What is needed =>
Please reproduce every record, keeping each one exactly as written.

Extracted data entries
◇ ◇ ◇ ◇ ◇

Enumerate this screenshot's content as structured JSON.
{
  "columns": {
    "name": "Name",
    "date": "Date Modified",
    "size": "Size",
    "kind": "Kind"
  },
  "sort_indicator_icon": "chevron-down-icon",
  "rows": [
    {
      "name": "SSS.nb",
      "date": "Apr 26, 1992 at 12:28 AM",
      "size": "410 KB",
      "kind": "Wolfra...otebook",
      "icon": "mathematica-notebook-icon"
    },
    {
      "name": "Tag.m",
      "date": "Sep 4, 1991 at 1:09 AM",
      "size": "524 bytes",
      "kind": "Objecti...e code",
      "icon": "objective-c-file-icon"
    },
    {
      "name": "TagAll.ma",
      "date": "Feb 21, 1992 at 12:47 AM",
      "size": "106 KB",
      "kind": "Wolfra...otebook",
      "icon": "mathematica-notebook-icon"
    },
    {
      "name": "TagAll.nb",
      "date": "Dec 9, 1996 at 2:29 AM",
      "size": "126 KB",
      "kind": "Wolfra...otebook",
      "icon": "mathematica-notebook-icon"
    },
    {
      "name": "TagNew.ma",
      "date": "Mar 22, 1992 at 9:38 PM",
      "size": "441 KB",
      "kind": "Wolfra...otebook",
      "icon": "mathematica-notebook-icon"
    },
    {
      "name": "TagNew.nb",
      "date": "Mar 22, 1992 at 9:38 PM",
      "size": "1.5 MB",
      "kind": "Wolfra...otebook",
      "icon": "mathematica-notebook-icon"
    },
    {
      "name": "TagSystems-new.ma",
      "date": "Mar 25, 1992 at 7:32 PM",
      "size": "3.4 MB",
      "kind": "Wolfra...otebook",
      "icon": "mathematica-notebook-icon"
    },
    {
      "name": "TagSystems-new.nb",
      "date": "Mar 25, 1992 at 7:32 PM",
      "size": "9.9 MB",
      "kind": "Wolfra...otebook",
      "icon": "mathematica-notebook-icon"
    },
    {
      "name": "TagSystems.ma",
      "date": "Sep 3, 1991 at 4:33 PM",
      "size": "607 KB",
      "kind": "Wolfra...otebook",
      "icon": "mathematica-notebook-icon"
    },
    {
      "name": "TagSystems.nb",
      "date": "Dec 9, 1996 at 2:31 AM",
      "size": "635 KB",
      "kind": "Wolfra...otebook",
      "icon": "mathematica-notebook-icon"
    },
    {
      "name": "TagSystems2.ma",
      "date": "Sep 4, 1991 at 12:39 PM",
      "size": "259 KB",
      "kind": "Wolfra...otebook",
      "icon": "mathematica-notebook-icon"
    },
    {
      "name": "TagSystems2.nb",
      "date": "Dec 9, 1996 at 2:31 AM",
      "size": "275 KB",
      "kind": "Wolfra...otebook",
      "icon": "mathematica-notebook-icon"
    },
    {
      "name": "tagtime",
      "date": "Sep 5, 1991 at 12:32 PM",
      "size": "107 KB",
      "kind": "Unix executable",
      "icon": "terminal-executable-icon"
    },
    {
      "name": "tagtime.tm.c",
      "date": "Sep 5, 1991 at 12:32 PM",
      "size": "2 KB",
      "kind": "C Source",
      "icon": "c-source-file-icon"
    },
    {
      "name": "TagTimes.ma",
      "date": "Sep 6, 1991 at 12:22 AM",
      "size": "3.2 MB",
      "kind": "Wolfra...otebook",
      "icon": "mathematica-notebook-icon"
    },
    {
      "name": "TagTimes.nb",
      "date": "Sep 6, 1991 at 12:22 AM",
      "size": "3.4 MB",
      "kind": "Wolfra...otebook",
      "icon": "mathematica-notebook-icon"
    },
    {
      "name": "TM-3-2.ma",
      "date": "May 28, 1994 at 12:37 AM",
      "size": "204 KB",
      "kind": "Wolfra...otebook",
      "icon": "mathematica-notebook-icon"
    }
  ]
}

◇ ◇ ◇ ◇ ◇

Solution for this problem =>
Enumerate this screenshot's content as structured JSON.
{
  "columns": {
    "name": "Name",
    "date": "Date Modified",
    "size": "Size",
    "kind": "Kind"
  },
  "sort_indicator_icon": "chevron-down-icon",
  "rows": [
    {
      "name": "SSS.nb",
      "date": "Apr 26, 1992 at 12:28 AM",
      "size": "410 KB",
      "kind": "Wolfra...otebook",
      "icon": "mathematica-notebook-icon"
    },
    {
      "name": "Tag.m",
      "date": "Sep 4, 1991 at 1:09 AM",
      "size": "524 bytes",
      "kind": "Objecti...e code",
      "icon": "objective-c-file-icon"
    },
    {
      "name": "TagAll.ma",
      "date": "Feb 21, 1992 at 12:47 AM",
      "size": "106 KB",
      "kind": "Wolfra...otebook",
      "icon": "mathematica-notebook-icon"
    },
    {
      "name": "TagAll.nb",
      "date": "Dec 9, 1996 at 2:29 AM",
      "size": "126 KB",
      "kind": "Wolfra...otebook",
      "icon": "mathematica-notebook-icon"
    },
    {
      "name": "TagNew.ma",
      "date": "Mar 22, 1992 at 9:38 PM",
      "size": "441 KB",
      "kind": "Wolfra...otebook",
      "icon": "mathematica-notebook-icon"
    },
    {
      "name": "TagNew.nb",
      "date": "Mar 22, 1992 at 9:38 PM",
      "size": "1.5 MB",
      "kind": "Wolfra...otebook",
      "icon": "mathematica-notebook-icon"
    },
    {
      "name": "TagSystems-new.ma",
      "date": "Mar 25, 1992 at 7:32 PM",
      "size": "3.4 MB",
      "kind": "Wolfra...otebook",
      "icon": "mathematica-notebook-icon"
    },
    {
      "name": "TagSystems-new.nb",
      "date": "Mar 25, 1992 at 7:32 PM",
      "size": "9.9 MB",
      "kind": "Wolfra...otebook",
      "icon": "mathematica-notebook-icon"
    },
    {
      "name": "TagSystems.ma",
      "date": "Sep 3, 1991 at 4:33 PM",
      "size": "607 KB",
      "kind": "Wolfra...otebook",
      "icon": "mathematica-notebook-icon"
    },
    {
      "name": "TagSystems.nb",
      "date": "Dec 9, 1996 at 2:31 AM",
      "size": "635 KB",
      "kind": "Wolfra...otebook",
      "icon": "mathematica-notebook-icon"
    },
    {
      "name": "TagSystems2.ma",
      "date": "Sep 4, 1991 at 12:39 PM",
      "size": "259 KB",
      "kind": "Wolfra...otebook",
      "icon": "mathematica-notebook-icon"
    },
    {
      "name": "TagSystems2.nb",
      "date": "Dec 9, 1996 at 2:31 AM",
      "size": "275 KB",
      "kind": "Wolfra...otebook",
      "icon": "mathematica-notebook-icon"
    },
    {
      "name": "tagtime",
      "date": "Sep 5, 1991 at 12:32 PM",
      "size": "107 KB",
      "kind": "Unix executable",
      "icon": "terminal-executable-icon"
    },
    {
      "name": "tagtime.tm.c",
      "date": "Sep 5, 1991 at 12:32 PM",
      "size": "2 KB",
      "kind": "C Source",
      "icon": "c-source-file-icon"
    },
    {
      "name": "TagTimes.ma",
      "date": "Sep 6, 1991 at 12:22 AM",
      "size": "3.2 MB",
      "kind": "Wolfra...otebook",
      "icon": "mathematica-notebook-icon"
    },
    {
      "name": "TagTimes.nb",
      "date": "Sep 6, 1991 at 12:22 AM",
      "size": "3.4 MB",
      "kind": "Wolfra...otebook",
      "icon": "mathematica-notebook-icon"
    },
    {
      "name": "TM-3-2.ma",
      "date": "May 28, 1994 at 12:37 AM",
      "size": "204 KB",
      "kind": "Wolfra...otebook",
      "icon": "mathematica-notebook-icon"
    }
  ]
}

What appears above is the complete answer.